Stacey’s reasons for writing a book are sort of contradicted by the fact that it’s being published in the “true crime” genre, but the story is so compelling that it’s so much more than just an autobiography. Our intent is that the book will bring attention to the fact that we, as a society, still have not come up with a workable solution to the overwhelming amount of domestic violence that still takes place in our country, where we like to think of ourselves as enlightened and evolved. In some ways, we still have a lot of work to do. I, for one, am thankful that Stacey is willing to set aside her desire to live a private life and step into the public arena in this way.

Fear of Our Father is available for pre-order now.

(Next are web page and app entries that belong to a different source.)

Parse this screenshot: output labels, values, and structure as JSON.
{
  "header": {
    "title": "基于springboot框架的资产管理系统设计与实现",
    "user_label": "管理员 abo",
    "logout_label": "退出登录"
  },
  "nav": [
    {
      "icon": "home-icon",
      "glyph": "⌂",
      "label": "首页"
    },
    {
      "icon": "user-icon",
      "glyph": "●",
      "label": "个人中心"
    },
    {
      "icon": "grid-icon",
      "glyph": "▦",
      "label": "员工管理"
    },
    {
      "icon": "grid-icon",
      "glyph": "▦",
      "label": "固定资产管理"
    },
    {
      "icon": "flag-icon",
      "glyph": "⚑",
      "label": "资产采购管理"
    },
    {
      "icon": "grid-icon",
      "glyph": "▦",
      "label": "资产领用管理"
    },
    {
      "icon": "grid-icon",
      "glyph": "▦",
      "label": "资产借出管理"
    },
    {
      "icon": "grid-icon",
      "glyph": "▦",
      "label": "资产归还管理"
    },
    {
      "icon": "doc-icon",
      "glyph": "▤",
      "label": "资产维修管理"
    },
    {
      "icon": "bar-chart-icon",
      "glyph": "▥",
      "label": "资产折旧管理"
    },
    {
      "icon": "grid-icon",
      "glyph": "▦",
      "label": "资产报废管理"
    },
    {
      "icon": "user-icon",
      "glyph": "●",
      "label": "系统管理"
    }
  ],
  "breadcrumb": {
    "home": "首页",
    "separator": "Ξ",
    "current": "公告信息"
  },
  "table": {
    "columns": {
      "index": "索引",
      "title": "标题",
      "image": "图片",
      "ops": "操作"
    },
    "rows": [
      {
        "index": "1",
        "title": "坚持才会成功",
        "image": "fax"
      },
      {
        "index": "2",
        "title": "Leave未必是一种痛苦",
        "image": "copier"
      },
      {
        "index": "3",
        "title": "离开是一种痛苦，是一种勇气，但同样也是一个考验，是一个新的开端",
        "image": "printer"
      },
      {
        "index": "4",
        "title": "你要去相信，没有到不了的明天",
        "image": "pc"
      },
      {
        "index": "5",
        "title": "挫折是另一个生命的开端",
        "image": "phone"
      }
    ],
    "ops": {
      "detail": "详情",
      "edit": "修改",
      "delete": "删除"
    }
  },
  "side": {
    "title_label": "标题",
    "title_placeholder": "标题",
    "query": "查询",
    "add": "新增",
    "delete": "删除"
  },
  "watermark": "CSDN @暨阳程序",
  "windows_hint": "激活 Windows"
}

The official publication date is June 4, 2013.

Fear of Our Father update

It’s been a while since I posted an update on my newest book, Fear of Our Father—a true story of abuse, murder, and family ties, co-written with Stacey M. Kananen to be published by Berkley Books, April 2013. Maybe it’s time to do that.

Stacey is the survivor of years of heinous abuse at the hands of her father. When her older brother confessed to murdering both parents, he decided to take her down with him and she was arrested and tried for murder. Fear of Our Father tells the harrowing story of how she survived.

The original title was Sink or Swim, but Berkley suggested Fear of Our Father and we saw the wisdom in that title change. It’s a little more gruesome than we had in mind, but it certainly tells the story better than our working title.

Right now, we’re working on rewrites with our editor, gathering author photos and approving the cover design. Once the manuscript has been completely edited, Berkley’s legal team will give it a thorough once-over and then we’re on our way to the actual publishing process.

I never thought of myself as a “true-crime” author, and that’s not how we envisioned the book being published, but that’s the genre that Berkley has chosen for us, and so it is what it is. Many people still think Stacey got away with murder. I know that she is innocent. This book is intended to tell her side of this incredible, mind-bending story.

It seems that the Universe is on her side, because things are going very well for the book. We have a foreword written by Stacey Lannert, and two famous best-selling authors have agreed to write promotional blurbs for us. (I don’t want to name them until that’s a fait accompli.) In addition, the BBC documentary that featured Stacey’s story, America’s Child Death Shame, has been nominated for an Emmy award!

Other huge news is brewing, but we’re not at liberty to discuss it yet, so watch this blog for the big reveal in the next couple months! In the meantime, you can pre-order your copy of the book today, on Amazon.com.